You may worry about getting into trouble if you share your salary on a public spreadsheet. But discussing wages is allowed and protected in the U.S. for people who are employees protected under The National Labor Relations Act. The NLRA allows employees “to engage in other concerted activities for the purpose of collective bargaining or other mutual aid or protection.”
“People who are employees, treated as employees, have been able to assert their right as employees. In circulating this spreadsheet, they are acting concertedly, they are joining with their co-workers to say we think pay transparency is important,” said Sharon Block, executive director of the Labor and Worklife Program at Harvard Law School. “They cannot be fired for that. The law says they have a right to act concertedly.”
A new law in California seeks to rewrite the rules of work and what it means to be an employee.
Known informally as the gig-economy bill, or AB5, the legislation went into effect on Jan. 1, seeking to compel all companies ― but notably those like Lyft and Uber ― to treat more of their workforce like employees.
Tech companies like Uber, Lyft, Postmates, DoorDash and Instacart have joined forces — and pocketbooks — to sponsor a $110 million ballot initiative that would formally exempt them from the law.
“States should hold off in the face of all these challenges that have emerged in California,” said Maria Figueroa, director of labor and policy research at the Worker Institute at Cornell University’s School of Industrial Labor Relations. “The ideal situation would be for other states to come up with legislation that would be narrow enough in terms of its parameters to cover platform workers …[but] would enable these states to avoid these challenges."
Others see the opposition in the terms of greed.

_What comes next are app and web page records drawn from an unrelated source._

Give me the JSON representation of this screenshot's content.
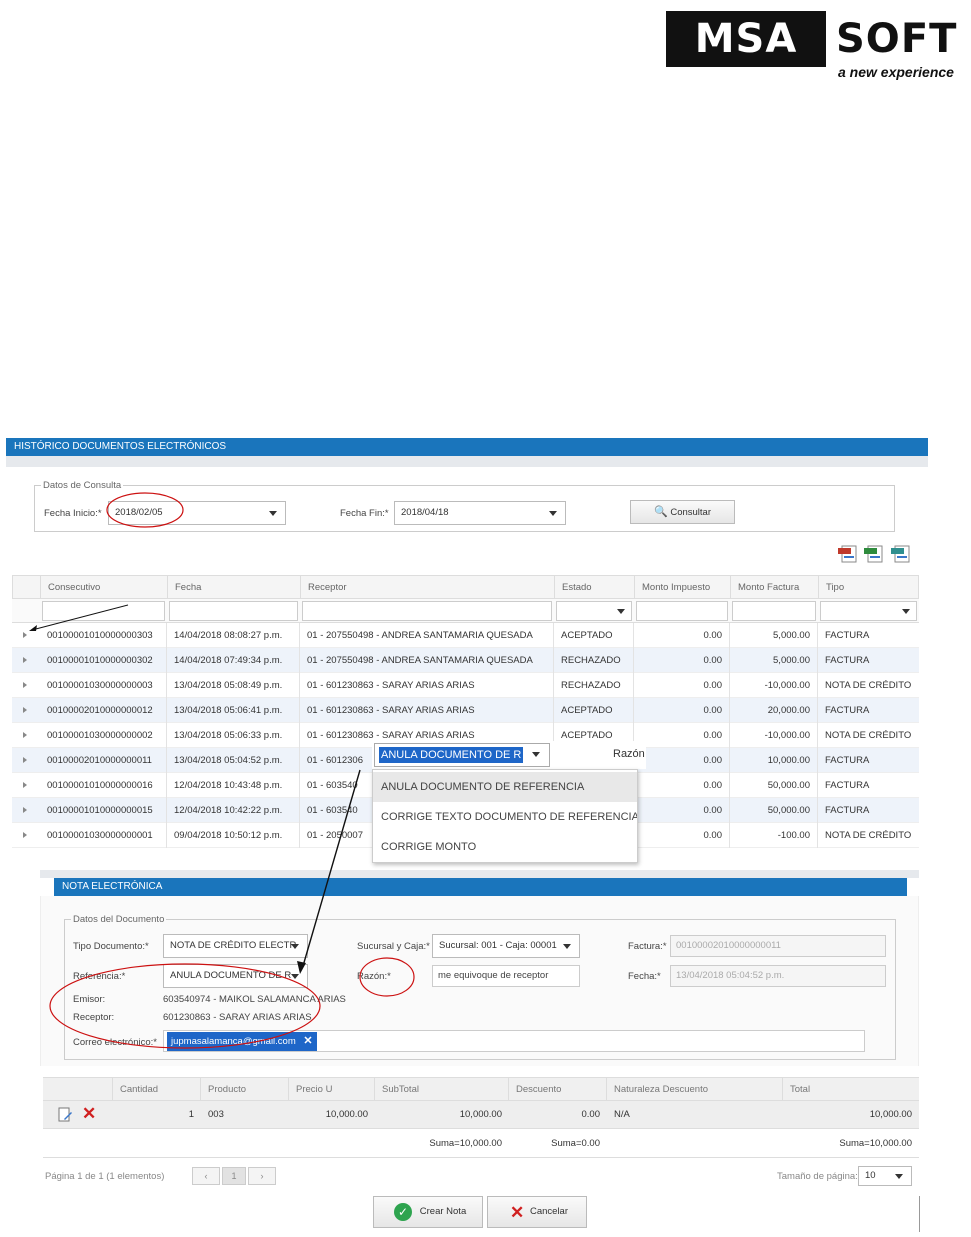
{
  "logo": {
    "main": "MSA",
    "second": "SOFT",
    "tagline": "a new experience"
  },
  "top_panel": {
    "title": "HISTÓRICO DOCUMENTOS ELECTRÓNICOS",
    "query_legend": "Datos de Consulta",
    "fecha_inicio_label": "Fecha Inicio:*",
    "fecha_inicio_value": "2018/02/05",
    "fecha_fin_label": "Fecha Fin:*",
    "fecha_fin_value": "2018/04/18",
    "consultar_label": "Consultar",
    "export_icons": [
      "pdf-export-icon",
      "excel-export-icon",
      "csv-export-icon"
    ]
  },
  "grid": {
    "columns": [
      "Consecutivo",
      "Fecha",
      "Receptor",
      "Estado",
      "Monto Impuesto",
      "Monto Factura",
      "Tipo"
    ],
    "rows": [
      {
        "consecutivo": "00100001010000000303",
        "fecha": "14/04/2018 08:08:27 p.m.",
        "receptor": "01 - 207550498 - ANDREA SANTAMARIA QUESADA",
        "estado": "ACEPTADO",
        "impuesto": "0.00",
        "monto": "5,000.00",
        "tipo": "FACTURA"
      },
      {
        "consecutivo": "00100001010000000302",
        "fecha": "14/04/2018 07:49:34 p.m.",
        "receptor": "01 - 207550498 - ANDREA SANTAMARIA QUESADA",
        "estado": "RECHAZADO",
        "impuesto": "0.00",
        "monto": "5,000.00",
        "tipo": "FACTURA"
      },
      {
        "consecutivo": "00100001030000000003",
        "fecha": "13/04/2018 05:08:49 p.m.",
        "receptor": "01 - 601230863 - SARAY ARIAS ARIAS",
        "estado": "RECHAZADO",
        "impuesto": "0.00",
        "monto": "-10,000.00",
        "tipo": "NOTA DE CRÉDITO"
      },
      {
        "consecutivo": "00100002010000000012",
        "fecha": "13/04/2018 05:06:41 p.m.",
        "receptor": "01 - 601230863 - SARAY ARIAS ARIAS",
        "estado": "ACEPTADO",
        "impuesto": "0.00",
        "monto": "20,000.00",
        "tipo": "FACTURA"
      },
      {
        "consecutivo": "00100001030000000002",
        "fecha": "13/04/2018 05:06:33 p.m.",
        "receptor": "01 - 601230863 - SARAY ARIAS ARIAS",
        "estado": "ACEPTADO",
        "impuesto": "0.00",
        "monto": "-10,000.00",
        "tipo": "NOTA DE CRÉDITO"
      },
      {
        "consecutivo": "00100002010000000011",
        "fecha": "13/04/2018 05:04:52 p.m.",
        "receptor": "01 - 6012306",
        "estado": "",
        "impuesto": "0.00",
        "monto": "10,000.00",
        "tipo": "FACTURA"
      },
      {
        "consecutivo": "00100001010000000016",
        "fecha": "12/04/2018 10:43:48 p.m.",
        "receptor": "01 - 603540",
        "estado": "",
        "impuesto": "0.00",
        "monto": "50,000.00",
        "tipo": "FACTURA"
      },
      {
        "consecutivo": "00100001010000000015",
        "fecha": "12/04/2018 10:42:22 p.m.",
        "receptor": "01 - 603540",
        "estado": "",
        "impuesto": "0.00",
        "monto": "50,000.00",
        "tipo": "FACTURA"
      },
      {
        "consecutivo": "00100001030000000001",
        "fecha": "09/04/2018 10:50:12 p.m.",
        "receptor": "01 - 2050007",
        "estado": "",
        "impuesto": "0.00",
        "monto": "-100.00",
        "tipo": "NOTA DE CRÉDITO"
      }
    ]
  },
  "dropdown_overlay": {
    "selected_text": "ANULA DOCUMENTO DE R",
    "side_label": "Razón",
    "options": [
      "ANULA DOCUMENTO DE REFERENCIA",
      "CORRIGE TEXTO DOCUMENTO DE REFERENCIA",
      "CORRIGE MONTO"
    ]
  },
  "nota_panel": {
    "title": "NOTA ELECTRÓNICA",
    "doc_legend": "Datos del Documento",
    "tipo_label": "Tipo Documento:*",
    "tipo_value": "NOTA DE CRÉDITO ELECTR",
    "sucursal_label": "Sucursal y Caja:*",
    "sucursal_value": "Sucursal: 001 - Caja: 00001",
    "factura_label": "Factura:*",
    "factura_value": "00100002010000000011",
    "referencia_label": "Referencia:*",
    "referencia_value": "ANULA DOCUMENTO DE R",
    "razon_label": "Razón:*",
    "razon_value": "me equivoque de receptor",
    "fecha_label": "Fecha:*",
    "fecha_value": "13/04/2018 05:04:52 p.m.",
    "emisor_label": "Emisor:",
    "emisor_value": "603540974 - MAIKOL SALAMANCA ARIAS",
    "receptor_label": "Receptor:",
    "receptor_value": "601230863 - SARAY ARIAS ARIAS",
    "correo_label": "Correo electrónico:*",
    "correo_chip": "jupmasalamanca@gmail.com"
  },
  "products": {
    "columns": [
      "Cantidad",
      "Producto",
      "Precio U",
      "SubTotal",
      "Descuento",
      "Naturaleza Descuento",
      "Total"
    ],
    "row": {
      "cantidad": "1",
      "producto": "003",
      "precio": "10,000.00",
      "subtotal": "10,000.00",
      "descuento": "0.00",
      "naturaleza": "N/A",
      "total": "10,000.00"
    },
    "sum_subtotal": "Suma=10,000.00",
    "sum_descuento": "Suma=0.00",
    "sum_total": "Suma=10,000.00"
  },
  "pager": {
    "info": "Página 1 de 1 (1 elementos)",
    "prev": "‹",
    "page": "1",
    "next": "›",
    "size_label": "Tamaño de página:",
    "size_value": "10"
  },
  "actions": {
    "crear": "Crear Nota",
    "cancelar": "Cancelar"
  },
  "colors": {
    "header_blue": "#1a75bc",
    "selection_blue": "#1e66c8",
    "annotation_red": "#cc1111",
    "alt_row": "#eef3fa"
  }
}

“We are in this place because we have these really big companies that will put tens of millions up for the right to deny basic protections for workers,” said Sharon Block, executive director of the Labor and Worklife Program at Harvard Law School.
by Sharon Block, Benjamin Sachs and Laura Weinrib OnLabor Blog
According to the Crimson, Harvard has circulated an email advising departments seeking to hire spring teaching fellows (and other student workers) to include certain language in job postings and offer letters. The Crimson reports that the email “recommends departments include a provision in postings and offer letters that conditions teaching fellow positions on whether candidates can commit to a start...
Rukmini Reddy manages the Labor Organization Innovation Initiative’s strategic planning, pilots, partnerships, and day-to-day operations.
Prior to joining the Labor and Worklife team, Rukmini was Manager of New Profit’s Early Learning Fund, where she built community among early education practitioners and leaders, oversaw investment selection processes, and provided strategic support to the rapidly scaling organizations within the fund. Before joining New Profit, Rukmini engaged in research, data analysis, and project management to produce actionable recommendations for mission-driven organizations as a Consulting Research Associate at Root Cause, a nonprofit research and consulting firm. She also supported strategic initiatives at Root Cause, including the Campaign for Black Male Achievement and the Youth Violence Prevention Funder Learning Collaborative. Rukmini started her career as a Site Coordinator for LIFT in Chicago, where she managed a community resource center where undergraduate and graduate student volunteers worked one-on-one with individuals from low-income communities to find employment, secure housing, access public benefits, and obtain referrals for services like childcare and healthcare.... Read more about Rukmini Reddy